Exercise details:
Look below. Copy each line that has "Bluetooth" in it.

++++

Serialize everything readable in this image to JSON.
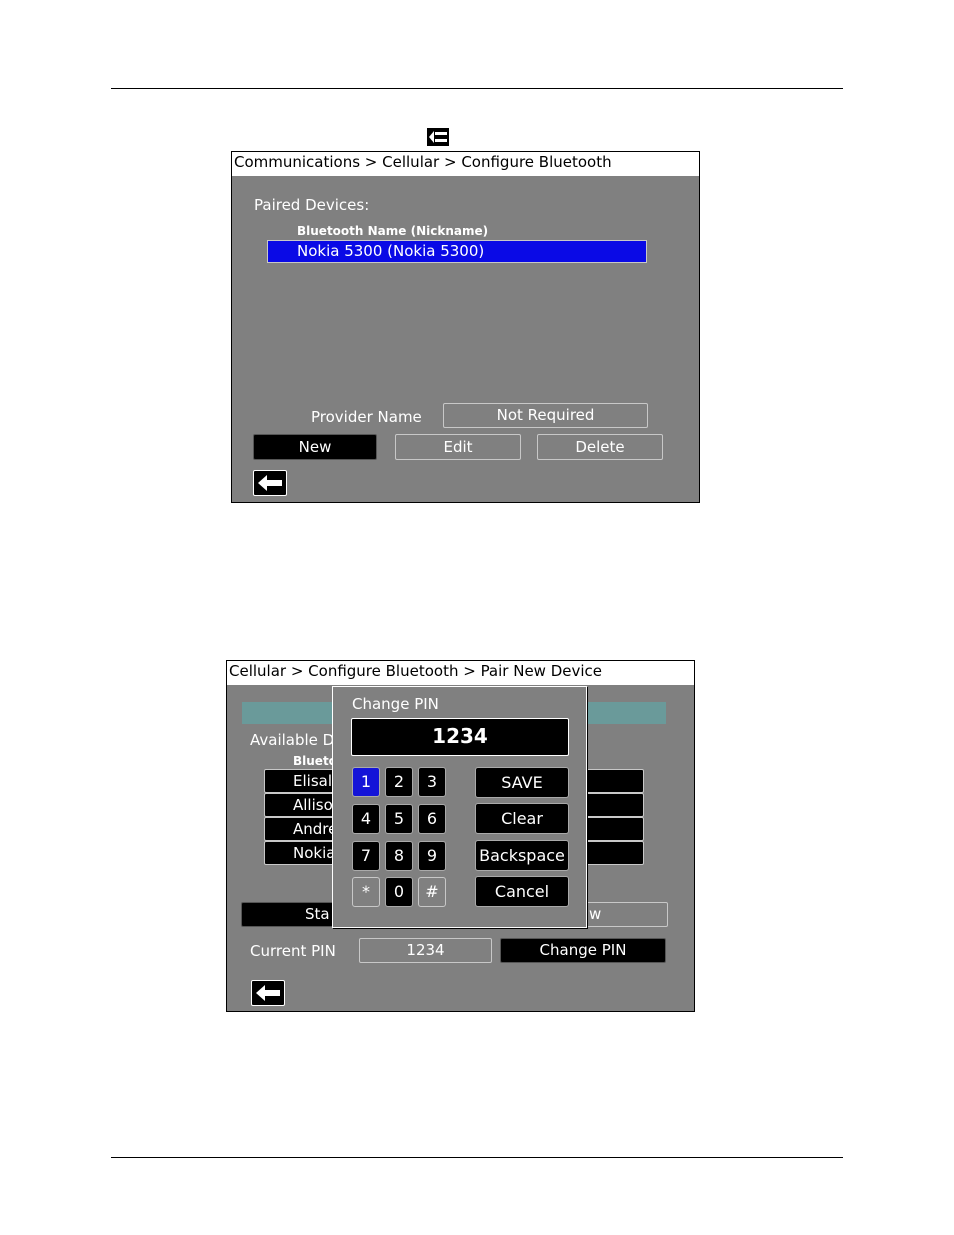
{
  "screen1": {
    "breadcrumb": "Communications > Cellular > Configure Bluetooth",
    "paired_label": "Paired Devices:",
    "column_header": "Bluetooth Name (Nickname)",
    "devices": [
      "Nokia 5300 (Nokia 5300)"
    ],
    "provider_label": "Provider Name",
    "provider_value": "Not Required",
    "buttons": {
      "new": "New",
      "edit": "Edit",
      "delete": "Delete"
    }
  },
  "screen2": {
    "breadcrumb": "Cellular > Configure Bluetooth > Pair New Device",
    "available_label": "Available D",
    "column_header": "Blueto",
    "devices": [
      "Elisal",
      "Alliso",
      "Andre",
      "Nokia"
    ],
    "start_button_partial": "Sta",
    "right_button_partial": "w",
    "current_pin_label": "Current PIN",
    "current_pin_value": "1234",
    "change_pin_button": "Change PIN",
    "dialog": {
      "title": "Change PIN",
      "pin": "1234",
      "keys": [
        "1",
        "2",
        "3",
        "4",
        "5",
        "6",
        "7",
        "8",
        "9",
        "*",
        "0",
        "#"
      ],
      "actions": {
        "save": "SAVE",
        "clear": "Clear",
        "backspace": "Backspace",
        "cancel": "Cancel"
      }
    }
  },
  "colors": {
    "screen_bg": "#808080",
    "selection": "#1414d8",
    "teal_bar": "#6a9a9a"
  }
}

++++

Solution:
    "breadcrumb": "Communications > Cellular > Configure Bluetooth",
    "column_header": "Bluetooth Name (Nickname)",
    "breadcrumb": "Cellular > Configure Bluetooth > Pair New Device",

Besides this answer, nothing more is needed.